A suddenly-opening door wakes me up; the landlord of the inn approaches, places a long, official-looking book on the table, and hands me pen and ink. I enquire peevishly what I am wanted to write at that time of night, when I am just digesting my dinner. The landlord answers respectfully that I am required to give the police a full, true, and particular account of myself. I approach the table, thinking this demand rather absurd, for my passport is already in the hands of the authorities. However, as I am in a despotic country, I keep my thoughts to myself, open a blank page in the official-looking book, see that it is divided into columns, with printed headings, and find that I no more understand what they mean than I understand an assessed tax paper at home, to which, by-the-by, the blank page bears a striking general resemblance. The headings are technical official words, which I now meet with as parts of Italian speech for the first time. I am obliged to appeal to the polite landlord, and, by his assistance, I get gradually to understand what it is the Austrian police want of me.
The police require to know, before they will let me go on peaceably to-morrow, first, What my name is in full? (My name in full is Matthew O’Donoghue M‘Phinn Phipson Dee; and let the Austrian authorities read it if they can, now they have got it.) Second, What is my nation? (British, and glad to cast it in the teeth of continental tyrants.) Third, Where was I born? (At Merthyr Tydvil.
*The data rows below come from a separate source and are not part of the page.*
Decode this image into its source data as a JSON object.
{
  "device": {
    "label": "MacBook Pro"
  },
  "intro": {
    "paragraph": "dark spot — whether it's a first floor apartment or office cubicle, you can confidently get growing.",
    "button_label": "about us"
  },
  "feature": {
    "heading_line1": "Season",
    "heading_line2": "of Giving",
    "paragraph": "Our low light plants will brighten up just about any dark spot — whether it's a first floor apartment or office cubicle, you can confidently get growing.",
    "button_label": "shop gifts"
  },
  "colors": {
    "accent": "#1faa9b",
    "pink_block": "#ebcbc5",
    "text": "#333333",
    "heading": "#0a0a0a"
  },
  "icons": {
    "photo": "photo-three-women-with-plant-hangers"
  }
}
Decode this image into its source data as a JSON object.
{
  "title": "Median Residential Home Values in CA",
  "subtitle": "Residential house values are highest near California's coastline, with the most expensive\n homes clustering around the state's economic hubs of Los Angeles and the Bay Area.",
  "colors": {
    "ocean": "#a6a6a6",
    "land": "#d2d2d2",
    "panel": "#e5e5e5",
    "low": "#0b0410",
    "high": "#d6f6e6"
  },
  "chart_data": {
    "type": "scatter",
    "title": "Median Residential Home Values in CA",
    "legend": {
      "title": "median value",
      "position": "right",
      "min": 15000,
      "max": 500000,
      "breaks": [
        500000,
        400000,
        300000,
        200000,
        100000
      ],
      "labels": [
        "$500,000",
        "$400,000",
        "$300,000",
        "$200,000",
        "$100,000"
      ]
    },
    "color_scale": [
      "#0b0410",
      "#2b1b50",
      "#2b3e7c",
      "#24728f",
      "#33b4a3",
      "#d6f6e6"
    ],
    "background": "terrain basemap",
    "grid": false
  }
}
I should be glad to hear the Austrian authorities pronounce that, when they have given up my name in despair.) Fourth, Where do I live? (In London, and I wish I was there now, for I would write to the Times about this nuisance before I slept.)
The phrase was used in this advertisement for the Central Electricity Generating Board, published in The Tewkesbury Register and Gazette (Tewkesbury, Gloucestershire, England) of 3rd November 1961:
Will they write to “The Times” about it?
By the time these children are ten years older, Britain’s power demands will have doubled. But the number of transmission towers will not have doubled. On the contrary—because the Central Electricity Generating Board is adopting 400,000 volt transmission, fewer new towers will be needed. The new power system will use some existing towers, suitably reinforced, and a limited number of new, slightly taller ones. By Act of Parliament, the C.E.G.B. must provide an efficient, economical electricity supply, while preserving visual amenity as far as possible.
who make and supply electricity to
12 Area Electricity Boards in England and Wales
(which re-sell to consumers) and British Railways.
Write for a copy of “Preserving Amenities” to
The Central Electricity Generating Board, 62, Winsley Street, London W.1.
Another phrase referring to a British periodical is good enough for Punch.